DATASET RECORDS:
━━━━━━━━━━━━━━━━

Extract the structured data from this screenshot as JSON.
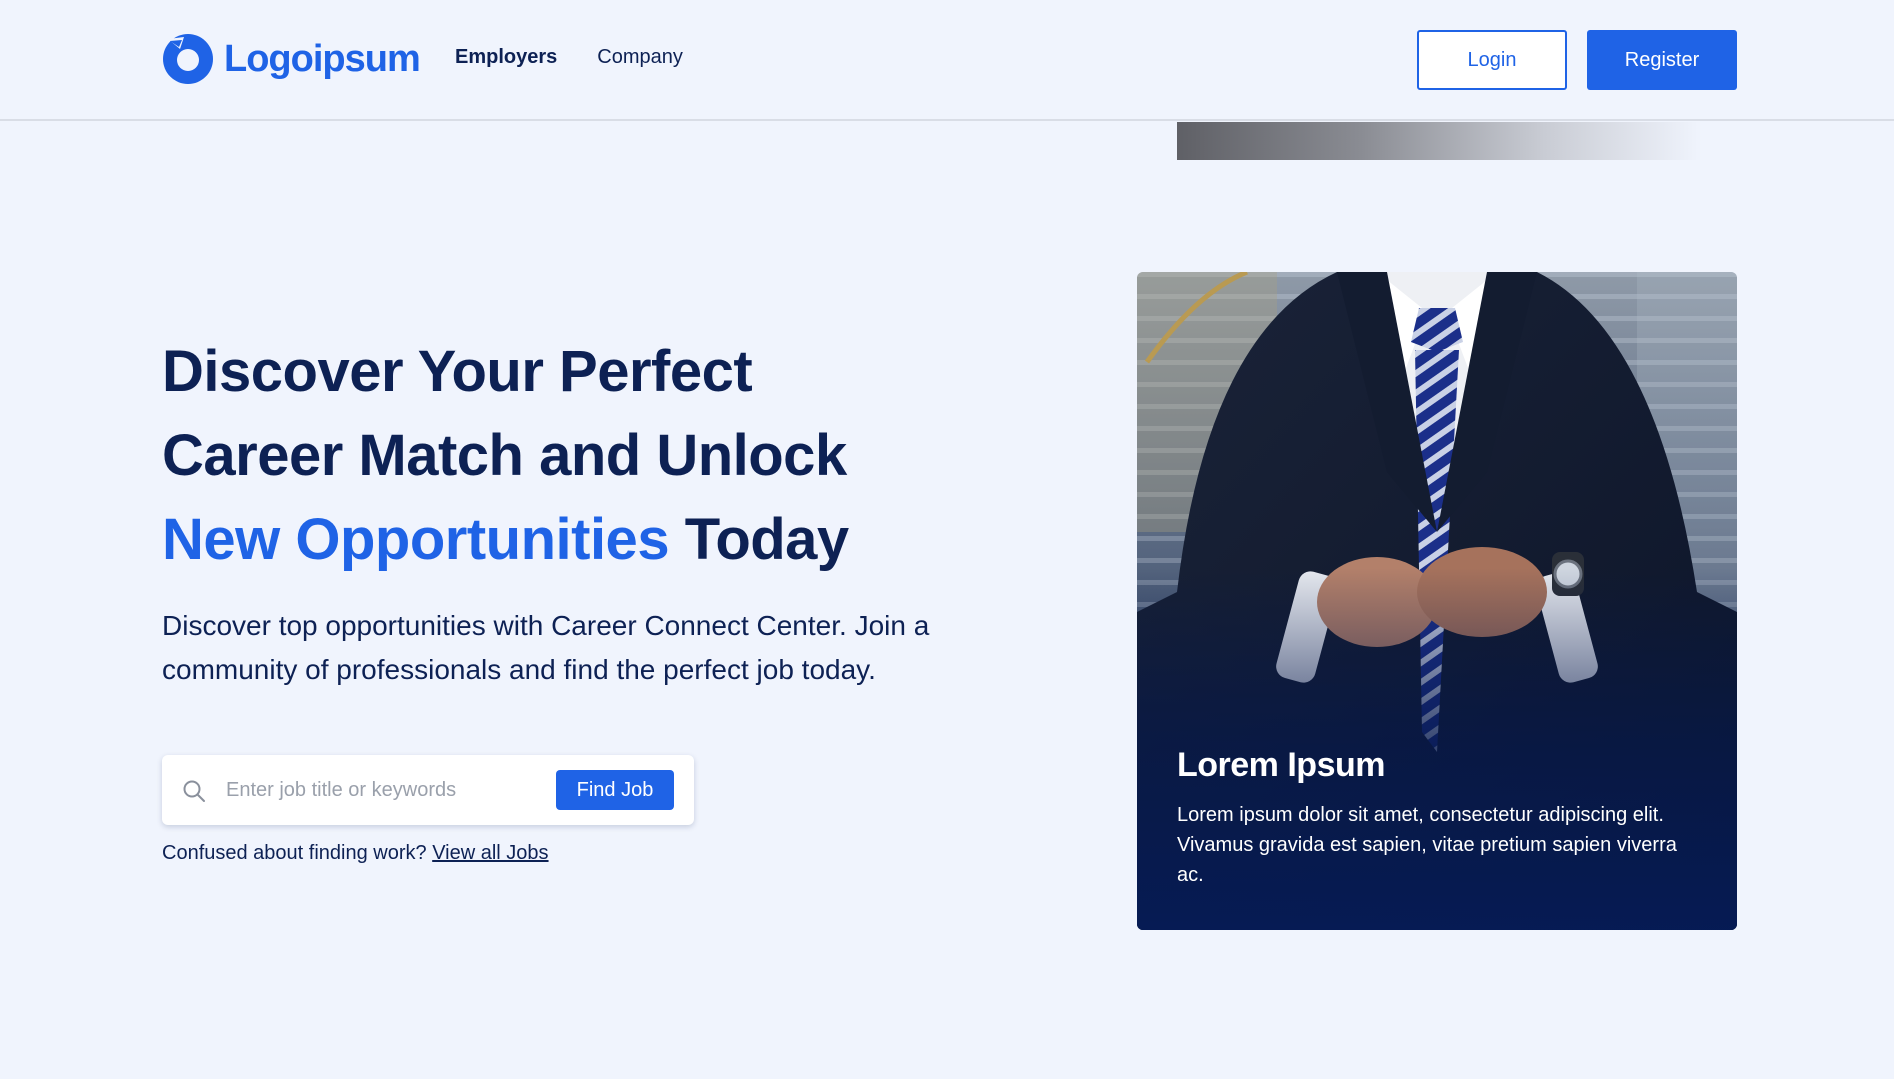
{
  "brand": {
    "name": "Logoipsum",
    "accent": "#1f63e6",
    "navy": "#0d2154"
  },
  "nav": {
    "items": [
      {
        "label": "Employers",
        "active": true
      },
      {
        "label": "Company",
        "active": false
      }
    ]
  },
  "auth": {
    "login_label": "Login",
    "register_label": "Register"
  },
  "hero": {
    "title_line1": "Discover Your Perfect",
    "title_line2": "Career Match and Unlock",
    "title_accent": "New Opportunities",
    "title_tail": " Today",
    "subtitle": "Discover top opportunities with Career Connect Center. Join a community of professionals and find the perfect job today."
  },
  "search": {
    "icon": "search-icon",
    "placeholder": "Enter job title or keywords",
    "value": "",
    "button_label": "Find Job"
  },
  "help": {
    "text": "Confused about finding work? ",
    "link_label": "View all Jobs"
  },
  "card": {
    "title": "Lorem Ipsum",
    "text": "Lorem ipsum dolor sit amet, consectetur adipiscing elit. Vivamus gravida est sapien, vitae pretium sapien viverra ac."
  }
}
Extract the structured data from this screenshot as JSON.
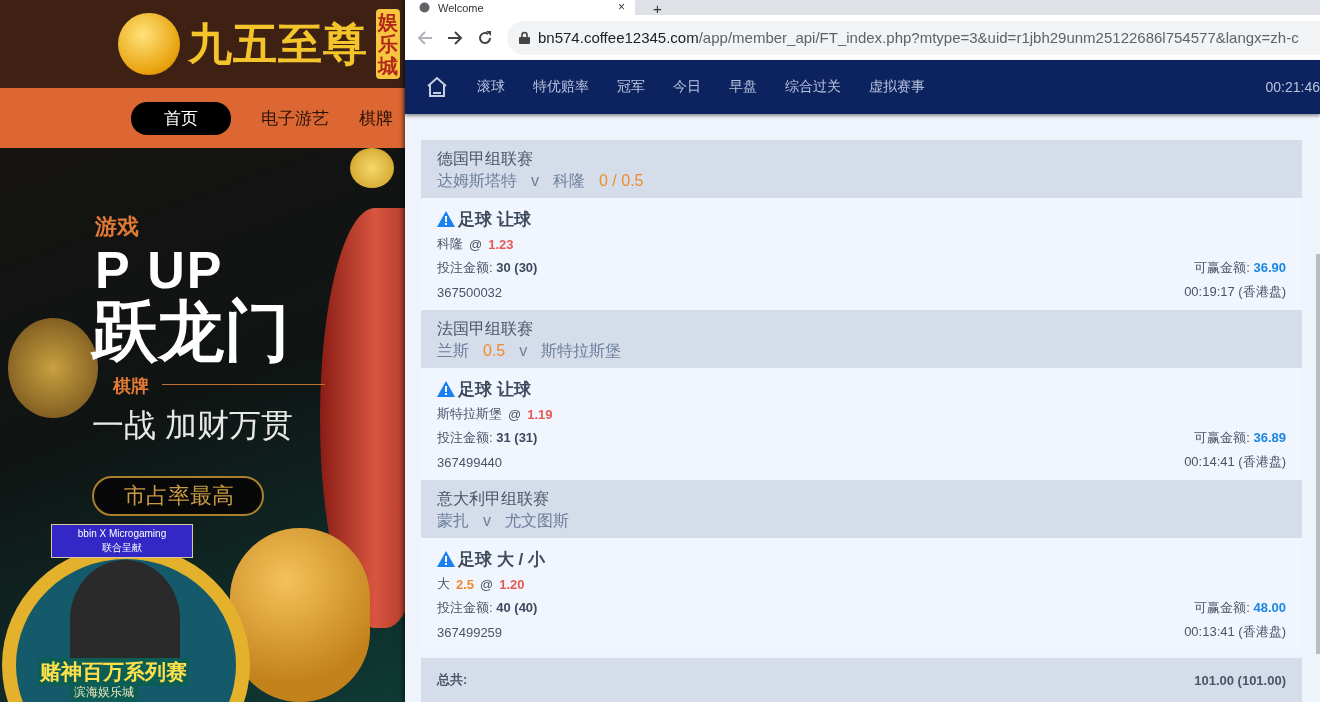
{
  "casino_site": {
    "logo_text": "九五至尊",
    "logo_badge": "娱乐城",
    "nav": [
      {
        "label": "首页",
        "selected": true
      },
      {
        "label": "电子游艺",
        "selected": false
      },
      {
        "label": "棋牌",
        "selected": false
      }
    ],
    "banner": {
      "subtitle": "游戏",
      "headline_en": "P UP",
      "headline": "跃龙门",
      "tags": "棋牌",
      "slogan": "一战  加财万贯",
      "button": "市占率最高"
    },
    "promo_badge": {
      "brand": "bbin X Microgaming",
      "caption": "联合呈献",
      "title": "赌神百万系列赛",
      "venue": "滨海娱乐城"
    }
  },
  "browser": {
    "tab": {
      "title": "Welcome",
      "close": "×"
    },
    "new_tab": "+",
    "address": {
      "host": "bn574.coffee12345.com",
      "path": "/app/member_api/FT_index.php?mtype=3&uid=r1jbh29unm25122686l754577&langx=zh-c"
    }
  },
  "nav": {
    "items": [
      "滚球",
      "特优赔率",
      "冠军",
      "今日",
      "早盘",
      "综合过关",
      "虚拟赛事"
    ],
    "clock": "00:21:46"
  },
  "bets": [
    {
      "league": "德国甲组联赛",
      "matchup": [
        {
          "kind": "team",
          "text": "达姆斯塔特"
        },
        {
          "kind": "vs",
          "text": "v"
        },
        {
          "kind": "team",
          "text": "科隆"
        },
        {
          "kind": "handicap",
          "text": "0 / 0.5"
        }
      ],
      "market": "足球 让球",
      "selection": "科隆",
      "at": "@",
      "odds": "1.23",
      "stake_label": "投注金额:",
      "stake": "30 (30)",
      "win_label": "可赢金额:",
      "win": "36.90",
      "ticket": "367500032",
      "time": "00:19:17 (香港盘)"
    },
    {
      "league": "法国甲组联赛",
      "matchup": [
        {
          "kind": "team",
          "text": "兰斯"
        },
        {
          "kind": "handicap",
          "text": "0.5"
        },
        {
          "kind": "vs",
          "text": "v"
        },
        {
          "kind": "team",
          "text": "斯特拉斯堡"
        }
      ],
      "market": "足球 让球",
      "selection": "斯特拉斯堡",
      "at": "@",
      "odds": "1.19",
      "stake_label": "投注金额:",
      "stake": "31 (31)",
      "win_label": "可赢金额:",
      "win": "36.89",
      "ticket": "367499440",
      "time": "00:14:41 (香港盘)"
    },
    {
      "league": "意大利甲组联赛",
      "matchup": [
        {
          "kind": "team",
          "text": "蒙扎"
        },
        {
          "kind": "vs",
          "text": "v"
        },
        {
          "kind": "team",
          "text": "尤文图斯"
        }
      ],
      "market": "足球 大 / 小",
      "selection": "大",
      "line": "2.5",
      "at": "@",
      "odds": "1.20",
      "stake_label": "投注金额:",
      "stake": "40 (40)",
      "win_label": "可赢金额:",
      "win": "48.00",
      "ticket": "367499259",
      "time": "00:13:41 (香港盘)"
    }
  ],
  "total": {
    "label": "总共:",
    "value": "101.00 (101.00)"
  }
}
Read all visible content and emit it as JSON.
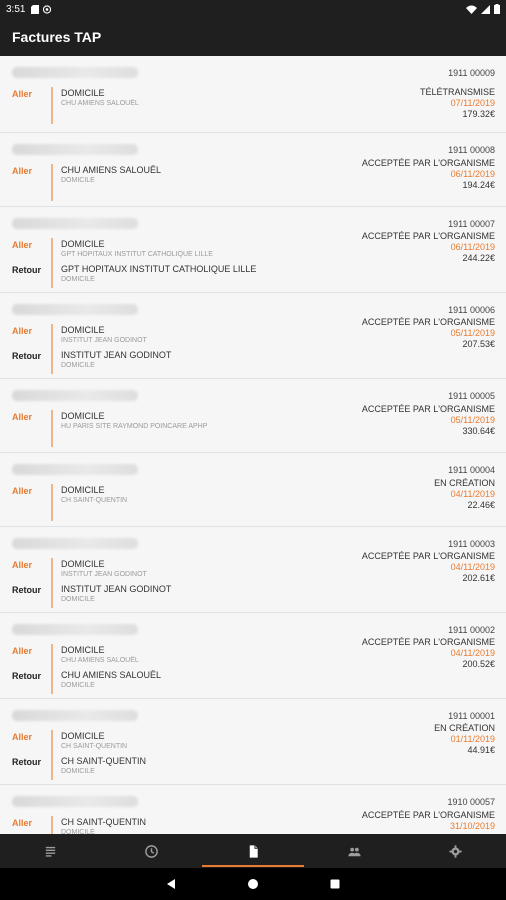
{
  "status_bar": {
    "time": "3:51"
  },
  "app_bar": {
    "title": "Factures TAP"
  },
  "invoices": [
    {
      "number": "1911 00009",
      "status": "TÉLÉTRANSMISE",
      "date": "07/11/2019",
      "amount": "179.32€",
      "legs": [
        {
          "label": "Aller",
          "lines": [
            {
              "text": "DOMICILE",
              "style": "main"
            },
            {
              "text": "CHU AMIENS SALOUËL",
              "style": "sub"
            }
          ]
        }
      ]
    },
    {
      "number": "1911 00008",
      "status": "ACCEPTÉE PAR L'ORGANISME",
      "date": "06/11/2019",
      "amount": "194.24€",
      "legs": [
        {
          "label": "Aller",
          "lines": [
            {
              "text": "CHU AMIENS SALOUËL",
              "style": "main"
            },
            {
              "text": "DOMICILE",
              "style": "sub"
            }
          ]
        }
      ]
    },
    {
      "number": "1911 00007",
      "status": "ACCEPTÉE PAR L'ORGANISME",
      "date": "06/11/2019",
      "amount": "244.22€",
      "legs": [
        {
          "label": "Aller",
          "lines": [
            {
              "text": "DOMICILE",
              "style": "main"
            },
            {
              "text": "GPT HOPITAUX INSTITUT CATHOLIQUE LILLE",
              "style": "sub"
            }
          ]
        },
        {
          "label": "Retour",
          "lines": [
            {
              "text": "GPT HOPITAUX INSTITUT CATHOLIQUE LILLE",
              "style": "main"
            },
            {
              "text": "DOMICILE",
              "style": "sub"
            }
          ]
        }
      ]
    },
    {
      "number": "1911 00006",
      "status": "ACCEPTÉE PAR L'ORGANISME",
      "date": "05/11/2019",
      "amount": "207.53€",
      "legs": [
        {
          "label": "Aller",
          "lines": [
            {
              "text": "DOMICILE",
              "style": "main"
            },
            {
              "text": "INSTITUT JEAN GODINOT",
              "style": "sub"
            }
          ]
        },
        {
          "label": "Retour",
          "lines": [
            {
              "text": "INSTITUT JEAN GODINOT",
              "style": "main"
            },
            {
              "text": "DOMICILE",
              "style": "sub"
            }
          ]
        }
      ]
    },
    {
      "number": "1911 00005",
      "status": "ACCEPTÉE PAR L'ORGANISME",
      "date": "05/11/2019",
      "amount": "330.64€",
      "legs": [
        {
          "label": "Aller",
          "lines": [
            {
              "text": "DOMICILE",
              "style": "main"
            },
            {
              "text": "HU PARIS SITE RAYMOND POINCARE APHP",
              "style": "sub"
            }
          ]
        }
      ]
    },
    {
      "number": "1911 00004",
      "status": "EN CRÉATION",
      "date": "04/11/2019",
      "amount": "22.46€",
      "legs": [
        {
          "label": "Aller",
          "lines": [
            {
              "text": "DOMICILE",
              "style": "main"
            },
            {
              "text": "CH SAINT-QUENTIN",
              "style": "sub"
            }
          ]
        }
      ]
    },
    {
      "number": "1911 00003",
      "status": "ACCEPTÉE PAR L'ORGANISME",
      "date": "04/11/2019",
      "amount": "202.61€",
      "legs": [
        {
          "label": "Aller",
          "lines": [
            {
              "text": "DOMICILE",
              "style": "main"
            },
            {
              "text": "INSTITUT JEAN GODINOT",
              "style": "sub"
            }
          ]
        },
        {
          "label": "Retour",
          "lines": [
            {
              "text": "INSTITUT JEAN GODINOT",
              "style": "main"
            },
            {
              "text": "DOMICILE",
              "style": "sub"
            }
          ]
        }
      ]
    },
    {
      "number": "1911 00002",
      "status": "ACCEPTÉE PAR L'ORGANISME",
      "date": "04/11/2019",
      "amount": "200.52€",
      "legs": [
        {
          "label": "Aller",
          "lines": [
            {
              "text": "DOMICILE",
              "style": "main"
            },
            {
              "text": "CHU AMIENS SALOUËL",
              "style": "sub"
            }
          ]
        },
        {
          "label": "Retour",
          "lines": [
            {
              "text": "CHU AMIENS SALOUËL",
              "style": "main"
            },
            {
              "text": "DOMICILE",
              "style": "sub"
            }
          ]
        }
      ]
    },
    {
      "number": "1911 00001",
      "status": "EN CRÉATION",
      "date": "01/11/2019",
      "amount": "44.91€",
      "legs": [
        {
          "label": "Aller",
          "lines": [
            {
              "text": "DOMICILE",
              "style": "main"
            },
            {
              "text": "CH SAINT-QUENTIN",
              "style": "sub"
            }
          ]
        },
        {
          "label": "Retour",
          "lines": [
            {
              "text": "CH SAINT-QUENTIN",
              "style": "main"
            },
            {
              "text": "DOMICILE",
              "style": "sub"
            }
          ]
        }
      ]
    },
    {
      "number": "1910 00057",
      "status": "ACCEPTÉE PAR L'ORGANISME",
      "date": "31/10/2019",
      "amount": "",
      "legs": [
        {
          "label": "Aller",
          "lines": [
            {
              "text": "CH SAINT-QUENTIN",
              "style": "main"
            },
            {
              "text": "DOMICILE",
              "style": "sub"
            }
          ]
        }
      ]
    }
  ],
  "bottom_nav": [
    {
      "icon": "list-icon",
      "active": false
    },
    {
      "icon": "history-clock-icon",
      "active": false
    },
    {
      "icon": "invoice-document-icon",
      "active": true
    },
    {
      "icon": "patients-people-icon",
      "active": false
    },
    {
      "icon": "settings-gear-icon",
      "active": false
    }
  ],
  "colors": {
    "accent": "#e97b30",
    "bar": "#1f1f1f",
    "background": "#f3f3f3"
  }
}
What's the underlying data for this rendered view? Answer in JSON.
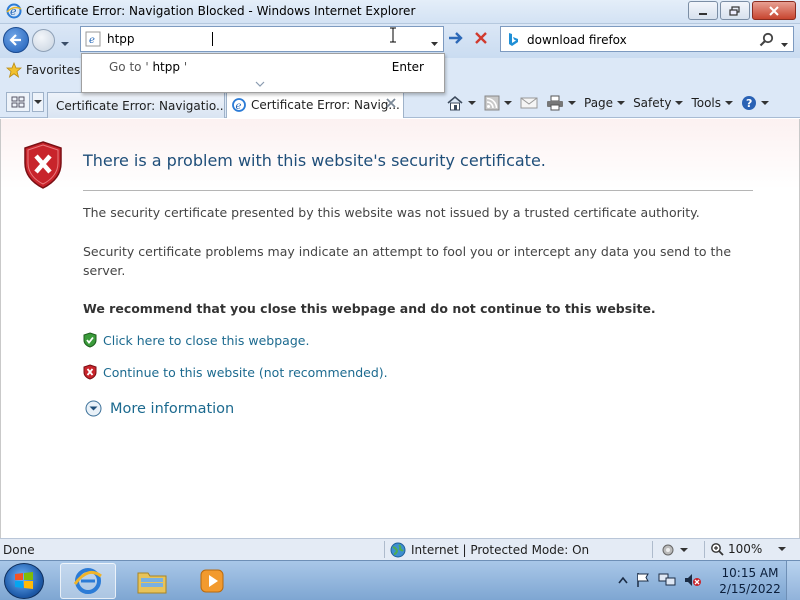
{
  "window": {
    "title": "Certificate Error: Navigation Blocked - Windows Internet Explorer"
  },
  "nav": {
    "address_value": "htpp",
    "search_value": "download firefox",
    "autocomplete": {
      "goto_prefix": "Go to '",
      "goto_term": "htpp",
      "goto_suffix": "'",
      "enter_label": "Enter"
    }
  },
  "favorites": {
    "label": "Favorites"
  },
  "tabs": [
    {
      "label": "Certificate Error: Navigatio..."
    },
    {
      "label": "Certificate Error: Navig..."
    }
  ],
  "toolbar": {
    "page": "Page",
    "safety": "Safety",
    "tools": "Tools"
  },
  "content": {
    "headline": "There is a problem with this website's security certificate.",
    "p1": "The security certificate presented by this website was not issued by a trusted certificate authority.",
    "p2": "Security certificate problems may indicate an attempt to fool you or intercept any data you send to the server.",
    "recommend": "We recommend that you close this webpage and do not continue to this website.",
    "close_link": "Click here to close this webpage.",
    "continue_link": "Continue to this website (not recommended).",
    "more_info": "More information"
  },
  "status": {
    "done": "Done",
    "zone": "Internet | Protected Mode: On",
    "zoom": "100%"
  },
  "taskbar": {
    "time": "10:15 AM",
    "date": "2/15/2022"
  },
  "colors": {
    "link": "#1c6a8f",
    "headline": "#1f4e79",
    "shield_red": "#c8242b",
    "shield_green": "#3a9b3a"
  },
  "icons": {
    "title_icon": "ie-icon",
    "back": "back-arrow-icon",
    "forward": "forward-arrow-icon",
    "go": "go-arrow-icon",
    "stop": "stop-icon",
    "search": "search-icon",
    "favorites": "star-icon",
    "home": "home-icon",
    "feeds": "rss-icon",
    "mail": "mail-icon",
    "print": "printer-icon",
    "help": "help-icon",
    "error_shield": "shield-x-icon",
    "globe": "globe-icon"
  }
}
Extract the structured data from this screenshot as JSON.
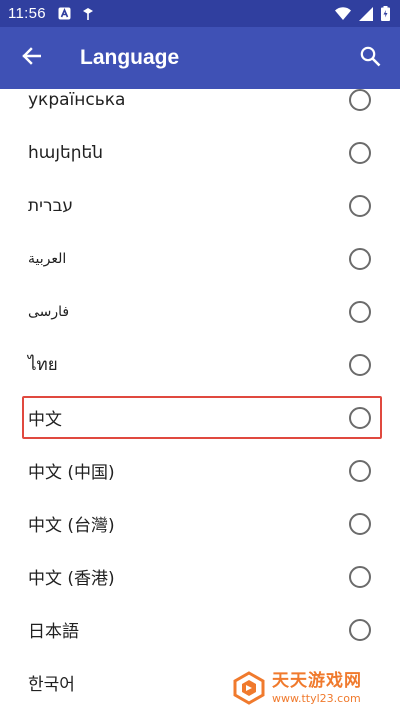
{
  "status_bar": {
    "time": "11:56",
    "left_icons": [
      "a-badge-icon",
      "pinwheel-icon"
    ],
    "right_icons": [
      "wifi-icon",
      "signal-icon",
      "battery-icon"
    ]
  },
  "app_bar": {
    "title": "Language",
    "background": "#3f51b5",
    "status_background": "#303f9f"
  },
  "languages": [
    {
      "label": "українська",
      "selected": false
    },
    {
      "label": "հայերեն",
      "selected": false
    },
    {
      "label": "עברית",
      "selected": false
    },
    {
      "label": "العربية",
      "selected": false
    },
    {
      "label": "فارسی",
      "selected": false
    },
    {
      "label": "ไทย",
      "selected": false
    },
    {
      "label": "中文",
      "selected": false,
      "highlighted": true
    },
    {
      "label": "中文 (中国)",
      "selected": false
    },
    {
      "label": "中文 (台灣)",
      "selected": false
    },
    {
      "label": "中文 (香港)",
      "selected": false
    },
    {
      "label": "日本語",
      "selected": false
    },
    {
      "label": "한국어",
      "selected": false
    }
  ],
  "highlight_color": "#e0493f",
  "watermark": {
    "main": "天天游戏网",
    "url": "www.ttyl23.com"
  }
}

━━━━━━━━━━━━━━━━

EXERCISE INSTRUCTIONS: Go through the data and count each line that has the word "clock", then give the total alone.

WRITTEN RESPONSE: 2